from The American Heritage® Dictionary of the English Language, 4th Edition
- n. The condition of being physically suspended.
- n. The state or quality of being undecided, uncertain, or doubtful.
- n. Pleasurable excitement and anticipation regarding an outcome, such as the ending of a mystery novel.
- n. Anxiety or apprehension resulting from an uncertain, undecided, or mysterious situation.
from Wiktionary, Creative Commons Attribution/Share-Alike License
- n. the condition of being suspended
- n. the pleasurable emotion of anticipation and excitement regarding the outcome or climax of a book, film etc
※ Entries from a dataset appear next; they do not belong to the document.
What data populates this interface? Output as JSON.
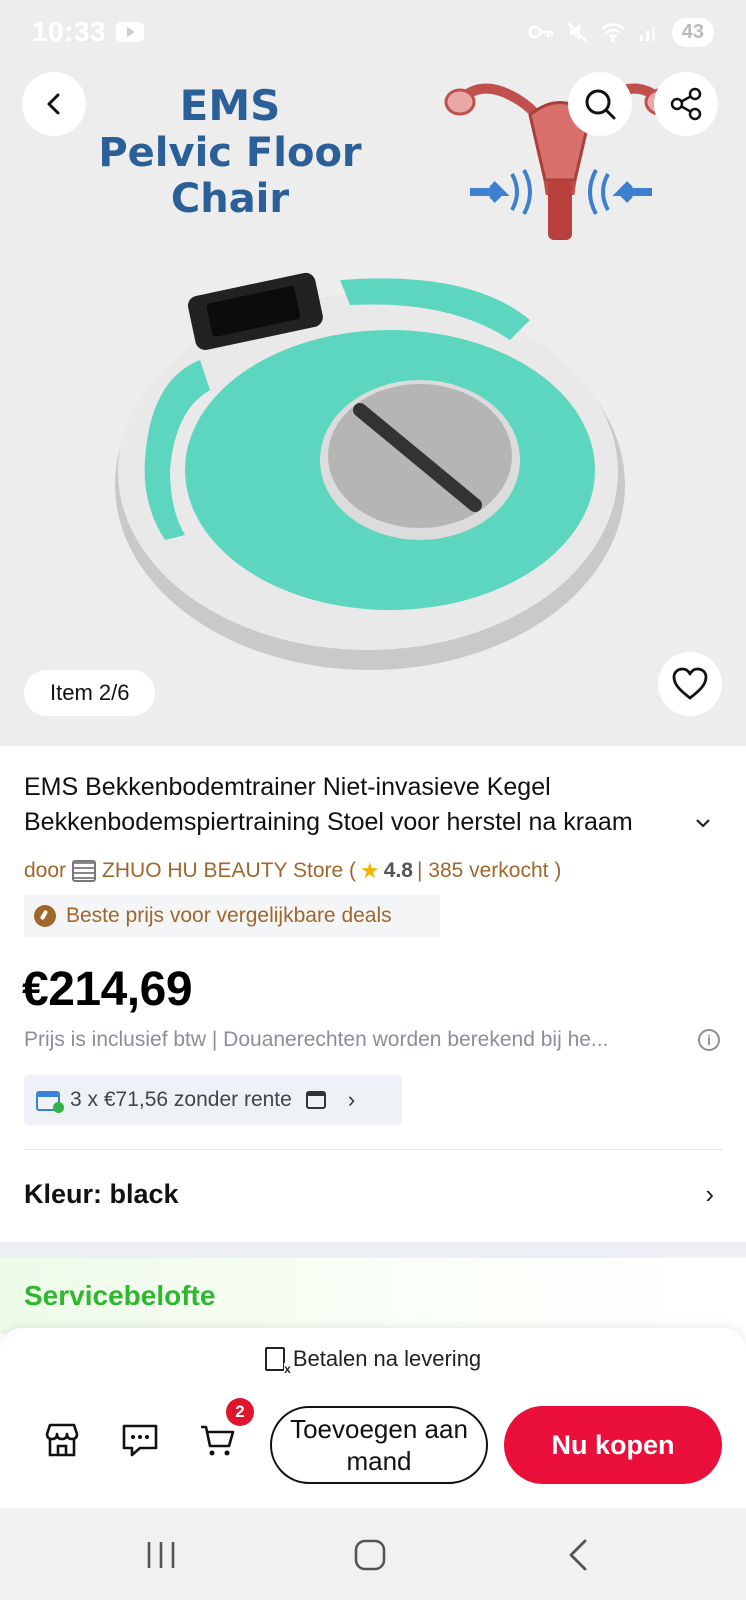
{
  "status_bar": {
    "time": "10:33",
    "battery": "43"
  },
  "hero": {
    "title_line1": "EMS",
    "title_line2": "Pelvic Floor Chair",
    "item_counter": "Item 2/6"
  },
  "product": {
    "title_line1": "EMS Bekkenbodemtrainer Niet-invasieve Kegel",
    "title_line2": "Bekkenbodemspiertraining Stoel voor herstel na kraam",
    "store_prefix": "door",
    "store_name": "ZHUO HU BEAUTY Store (",
    "rating": "4.8",
    "sold": "| 385 verkocht )",
    "deal_badge": "Beste prijs voor vergelijkbare deals",
    "price": "€214,69",
    "tax_note": "Prijs is inclusief btw | Douanerechten worden berekend bij he...",
    "installments": "3 x €71,56 zonder rente",
    "color_label": "Kleur: black"
  },
  "service": {
    "title": "Servicebelofte"
  },
  "bottom": {
    "pay_after": "Betalen na levering",
    "cart_count": "2",
    "add_to_cart": "Toevoegen aan mand",
    "buy_now": "Nu kopen"
  },
  "colors": {
    "accent_red": "#ea0f3b",
    "store_brown": "#a0672d",
    "service_green": "#2eb82e",
    "device_teal": "#5dd6bf"
  }
}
- n. the unpleasant emotion of anxiety or apprehension in an uncertain situation
from the GNU version of the Collaborative International Dictionary of English
- adj. Held or lifted up; held or prevented from proceeding.
- adj. Expressing, or proceeding from, suspense or doubt.
- n. The state of being suspended; specifically, a state of uncertainty and expectation, with anxiety or apprehension; indetermination; indecision.
- n. Cessation for a time; stop; pause.
- n. A temporary cessation of one's right; suspension, as when the rent or other profits of land cease by unity of possession of land and rent.
from The Century Dictionary and Cyclopedia
- To suspend.
- Held or lifted up; suspended.
- Held in doubt or expectation; also, expressing or proceeding from suspense or doubt.
- n. The state of being suspended; specifically, the state of having the mind or thoughts suspended; especially, a state of uncertainty, usually with more or less apprehension or anxiety; indetermination; indecision.
- n. Cessation for a time; stop.
- n. Suspension; a holding in an undetermined state.
- n. In law, suspension; a temporary cessation of a man's right, as when the rent or other profits of land cease by unity of possession of land and rent.
from WordNet 3.0 Copyright 2006 by Princeton University. All rights reserved.
- n. apprehension about what is going to happen
- n. excited anticipation of an approaching climax
- n. an uncertain cognitive state
Middle English, from Old French suspens, from Latin suspēnsus, past participle of suspendere, to suspend; see suspend.(American Heritage® Dictionary of the English Language, Fourth Edition)
From Anglo-Norman suspens as in en suspens, from Old French suspens. (Wiktionary)